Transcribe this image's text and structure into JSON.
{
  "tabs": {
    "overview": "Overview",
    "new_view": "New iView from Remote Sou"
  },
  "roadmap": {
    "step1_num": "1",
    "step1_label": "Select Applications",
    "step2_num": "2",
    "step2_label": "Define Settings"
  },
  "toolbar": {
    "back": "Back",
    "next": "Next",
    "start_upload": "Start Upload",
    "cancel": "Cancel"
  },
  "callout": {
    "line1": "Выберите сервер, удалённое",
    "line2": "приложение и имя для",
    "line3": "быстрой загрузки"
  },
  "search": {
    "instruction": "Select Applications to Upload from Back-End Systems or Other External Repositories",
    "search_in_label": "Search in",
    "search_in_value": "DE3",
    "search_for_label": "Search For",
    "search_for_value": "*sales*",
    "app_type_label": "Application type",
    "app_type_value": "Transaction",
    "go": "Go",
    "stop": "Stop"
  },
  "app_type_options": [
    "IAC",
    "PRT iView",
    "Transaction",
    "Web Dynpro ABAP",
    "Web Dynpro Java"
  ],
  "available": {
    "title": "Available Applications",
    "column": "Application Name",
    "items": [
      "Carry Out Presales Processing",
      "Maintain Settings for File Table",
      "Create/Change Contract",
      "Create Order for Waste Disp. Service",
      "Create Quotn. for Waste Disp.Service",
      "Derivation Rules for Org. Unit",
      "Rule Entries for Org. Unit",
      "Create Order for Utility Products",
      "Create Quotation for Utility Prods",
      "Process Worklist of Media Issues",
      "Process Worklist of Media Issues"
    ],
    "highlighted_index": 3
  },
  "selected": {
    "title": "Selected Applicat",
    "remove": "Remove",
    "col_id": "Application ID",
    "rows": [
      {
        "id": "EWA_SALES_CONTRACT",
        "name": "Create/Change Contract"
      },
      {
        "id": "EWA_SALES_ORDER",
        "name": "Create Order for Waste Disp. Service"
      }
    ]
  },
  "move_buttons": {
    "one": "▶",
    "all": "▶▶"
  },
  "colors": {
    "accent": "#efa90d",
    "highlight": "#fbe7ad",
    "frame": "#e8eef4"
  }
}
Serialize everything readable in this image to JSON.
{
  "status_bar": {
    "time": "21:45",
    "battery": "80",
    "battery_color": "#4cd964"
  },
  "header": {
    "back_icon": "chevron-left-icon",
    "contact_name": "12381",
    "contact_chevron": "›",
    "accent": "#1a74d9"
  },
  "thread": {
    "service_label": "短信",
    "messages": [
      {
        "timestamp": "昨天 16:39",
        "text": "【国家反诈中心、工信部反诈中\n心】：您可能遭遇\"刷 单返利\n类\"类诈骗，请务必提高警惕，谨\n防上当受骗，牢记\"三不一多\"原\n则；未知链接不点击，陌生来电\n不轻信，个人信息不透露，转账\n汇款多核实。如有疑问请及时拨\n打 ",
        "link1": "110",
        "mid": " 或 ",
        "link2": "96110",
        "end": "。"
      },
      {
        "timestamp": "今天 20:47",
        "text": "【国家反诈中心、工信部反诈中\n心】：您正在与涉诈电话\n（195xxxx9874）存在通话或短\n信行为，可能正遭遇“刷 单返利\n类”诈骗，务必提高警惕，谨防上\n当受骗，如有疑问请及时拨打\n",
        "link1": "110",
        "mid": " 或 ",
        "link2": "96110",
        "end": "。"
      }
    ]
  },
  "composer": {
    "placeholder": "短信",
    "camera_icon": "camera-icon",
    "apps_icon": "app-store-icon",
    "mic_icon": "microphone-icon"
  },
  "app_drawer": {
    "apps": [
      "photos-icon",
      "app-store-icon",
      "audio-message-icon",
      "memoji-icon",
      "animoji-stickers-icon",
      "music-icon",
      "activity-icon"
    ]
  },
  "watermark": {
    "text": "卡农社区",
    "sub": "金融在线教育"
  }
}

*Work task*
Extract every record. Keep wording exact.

*Solved exercise*
Transcribe this image's text and structure into JSON.
{
  "tabs": {
    "overview": "Overview",
    "new_view": "New iView from Remote Sou"
  },
  "roadmap": {
    "step1_num": "1",
    "step1_label": "Select Applications",
    "step2_num": "2",
    "step2_label": "Define Settings"
  },
  "toolbar": {
    "back": "Back",
    "next": "Next",
    "start_upload": "Start Upload",
    "cancel": "Cancel"
  },
  "callout": {
    "line1": "Выберите сервер, удалённое",
    "line2": "приложение и имя для",
    "line3": "быстрой загрузки"
  },
  "search": {
    "instruction": "Select Applications to Upload from Back-End Systems or Other External Repositories",
    "search_in_label": "Search in",
    "search_in_value": "DE3",
    "search_for_label": "Search For",
    "search_for_value": "*sales*",
    "app_type_label": "Application type",
    "app_type_value": "Transaction",
    "go": "Go",
    "stop": "Stop"
  },
  "app_type_options": [
    "IAC",
    "PRT iView",
    "Transaction",
    "Web Dynpro ABAP",
    "Web Dynpro Java"
  ],
  "available": {
    "title": "Available Applications",
    "column": "Application Name",
    "items": [
      "Carry Out Presales Processing",
      "Maintain Settings for File Table",
      "Create/Change Contract",
      "Create Order for Waste Disp. Service",
      "Create Quotn. for Waste Disp.Service",
      "Derivation Rules for Org. Unit",
      "Rule Entries for Org. Unit",
      "Create Order for Utility Products",
      "Create Quotation for Utility Prods",
      "Process Worklist of Media Issues",
      "Process Worklist of Media Issues"
    ],
    "highlighted_index": 3
  },
  "selected": {
    "title": "Selected Applicat",
    "remove": "Remove",
    "col_id": "Application ID",
    "rows": [
      {
        "id": "EWA_SALES_CONTRACT",
        "name": "Create/Change Contract"
      },
      {
        "id": "EWA_SALES_ORDER",
        "name": "Create Order for Waste Disp. Service"
      }
    ]
  },
  "move_buttons": {
    "one": "▶",
    "all": "▶▶"
  },
  "colors": {
    "accent": "#efa90d",
    "highlight": "#fbe7ad",
    "frame": "#e8eef4"
  }
}
Serialize everything readable in this image to JSON.
{
  "status_bar": {
    "time": "21:45",
    "battery": "80",
    "battery_color": "#4cd964"
  },
  "header": {
    "back_icon": "chevron-left-icon",
    "contact_name": "12381",
    "contact_chevron": "›",
    "accent": "#1a74d9"
  },
  "thread": {
    "service_label": "短信",
    "messages": [
      {
        "timestamp": "昨天 16:39",
        "text": "【国家反诈中心、工信部反诈中\n心】：您可能遭遇\"刷 单返利\n类\"类诈骗，请务必提高警惕，谨\n防上当受骗，牢记\"三不一多\"原\n则；未知链接不点击，陌生来电\n不轻信，个人信息不透露，转账\n汇款多核实。如有疑问请及时拨\n打 ",
        "link1": "110",
        "mid": " 或 ",
        "link2": "96110",
        "end": "。"
      },
      {
        "timestamp": "今天 20:47",
        "text": "【国家反诈中心、工信部反诈中\n心】：您正在与涉诈电话\n（195xxxx9874）存在通话或短\n信行为，可能正遭遇“刷 单返利\n类”诈骗，务必提高警惕，谨防上\n当受骗，如有疑问请及时拨打\n",
        "link1": "110",
        "mid": " 或 ",
        "link2": "96110",
        "end": "。"
      }
    ]
  },
  "composer": {
    "placeholder": "短信",
    "camera_icon": "camera-icon",
    "apps_icon": "app-store-icon",
    "mic_icon": "microphone-icon"
  },
  "app_drawer": {
    "apps": [
      "photos-icon",
      "app-store-icon",
      "audio-message-icon",
      "memoji-icon",
      "animoji-stickers-icon",
      "music-icon",
      "activity-icon"
    ]
  },
  "watermark": {
    "text": "卡农社区",
    "sub": "金融在线教育"
  }
}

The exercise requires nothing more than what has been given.